Her hair on her neck, soft curls of caramel

shielding her from me.

Nowhere to turn, no choice but to burn,

Her soft curls of caramel.

Boom boom.


I wasn’t prepared that day. I really wasn’t. I wanted nothing but to go home. Nothing this loud could have fit in my life there. Oh well.

It just came to me. I didn’t ask for it. I didn’t even want it at the time. It was just there. I was leaving for school, not to go destroy the world. A small box was sitting on the doorstep. It was red with three dark crimson lines scratched across the top. It sort of made an upside-down triangle, like this: \|/ . I instantly smelled something salty, something intoxicating. I picked up the box, realizing it was heavier than I had expected. I traced my fingers over the lines, feeling something warm and wet. I inspected my now red fingers and decided what the substance was . Blood. Fresh blood. Hours old. I decided a box covered in fresh blood on my doorstep was more important than school and stepped back into my house. The woman was there again, standing in the kitchen, watching me. She had short brown hair and gray eyes. She looked nothing like me.

Are you going to school today?” she asked. I didn’t answer. I never answered to strangers. Unfortunately, everyone was a stranger. I’m sure the woman thinks I’m a mute. She took a step closer.

I know you can hear me,” she whispered. I stared at her. I could hear her, but she wasn’t supposed to know that. Dangit.

I know you can hear me, and I want you to know this. I am your mother. You are my daughter. Your name is Sarah Janie Motes. You have blue eyes and blonde hair that turns brown at the curls. You ran away as a girl and were attacked. You lost your mind and stopped talking. You think you are someone you’re not. You think you are something you are not.” I smiled. This woman was funny.

She thought I was human, but I am not. My name is Lyria. I am young, and I am lost. I have dark red eyes and blindingly white hair. I am not human.

Ancient China in a Folder
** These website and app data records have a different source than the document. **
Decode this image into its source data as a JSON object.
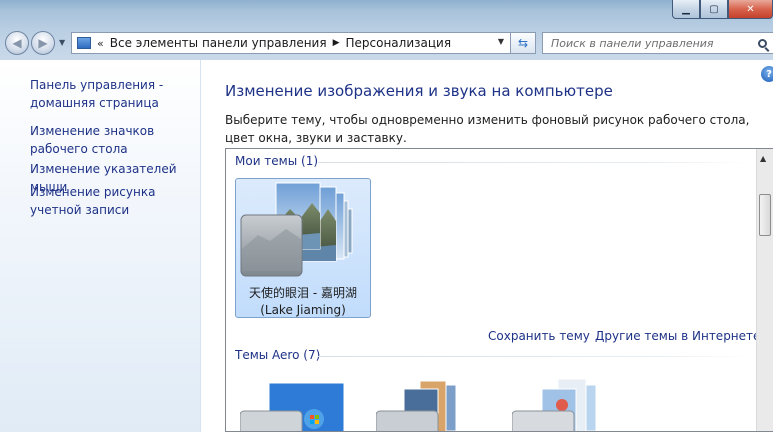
{
  "window": {
    "minimize_glyph": "▁",
    "maximize_glyph": "▢",
    "close_glyph": "✕"
  },
  "navigation": {
    "back_glyph": "◀",
    "forward_glyph": "▶",
    "history_glyph": "▼",
    "address": {
      "prefix": "«",
      "segments": [
        "Все элементы панели управления",
        "Персонализация"
      ],
      "separator": "▶",
      "dropdown_glyph": "▼"
    },
    "refresh_glyph": "⇆",
    "search": {
      "placeholder": "Поиск в панели управления"
    }
  },
  "sidebar": {
    "links": [
      {
        "label": "Панель управления - домашняя страница"
      },
      {
        "label": "Изменение значков рабочего стола"
      },
      {
        "label": "Изменение указателей мыши"
      },
      {
        "label": "Изменение рисунка учетной записи"
      }
    ]
  },
  "main": {
    "title": "Изменение изображения и звука на компьютере",
    "description": "Выберите тему, чтобы одновременно изменить фоновый рисунок рабочего стола, цвет окна, звуки и заставку.",
    "help_glyph": "?",
    "my_themes": {
      "header": "Мои темы (1)",
      "theme": {
        "name_line1": "天使的眼泪 - 嘉明湖",
        "name_line2": "(Lake Jiaming)"
      }
    },
    "links": {
      "save": "Сохранить тему",
      "online": "Другие темы в Интернете"
    },
    "aero_themes": {
      "header": "Темы Aero (7)"
    },
    "scroll_up_glyph": "▲"
  },
  "colors": {
    "link": "#1e3287",
    "selection_fill": "#c9e0fc",
    "selection_border": "#7da2ce"
  }
}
Grace did an awesome job with her Ancient China folder activities.  We’re quite pleased with how it turned out, and we haven’t shared one of these in a while, so I thought I’d throw some pictures around for you. 😉  I love how much information these things pack into one little folder!

The Week in Pictures


Lots of fun was had this week!  So much fun, actually, that I had to hold back on the pictures. 🙂  Don’t worry…I’ll go into some of our activities in more detail throughout the week.

What We’ll Be Up To Next Week


Grace hasn’t been feeling well for the past couple of days, but we still managed to get a lot accomplished.  She’s on the mend now (Thank you, amoxicillin!), and we’ll be back up to regular speed next week.   So, here’s what we’ll be doing:

Language Arts: We’ll be finishing up with To Kill a Mockingbird.  We have a ton of activities and a little bit of reading to complete yet, but I think we’ll get it all done.  As always, grammar will be in our picture.

Math:  Grace will keep moving with her operations of decimals review.  We’ll also keep reading I Wish I Knew That Math.

Science:  Grace will finish up a unit on physical science and start a new unit on life science (Spectrum Science).  Also on the agenda – the next two lessons from Middle School Chemistry and Science Wizardry.

Social Studies:  We started a Hands on History lesson on Ancient China, and I think it will take us all of our social studies time next week to finish it up. Grace is enjoying creating “artifacts” for our “museum,” so I’ll let her take all the time she wants to work on that before we move on to ancient India.

Field Trips:  No planned trips for us this week, but Grace has mentioned that she wants to check out some of the local parks.  If the weather’s warm enough, we might do some investigating.

Grace’s Choice:  Who can say what she’ll choose?  Last week it was all about extra science experiments and writing. 🙂

Have a fabulous week!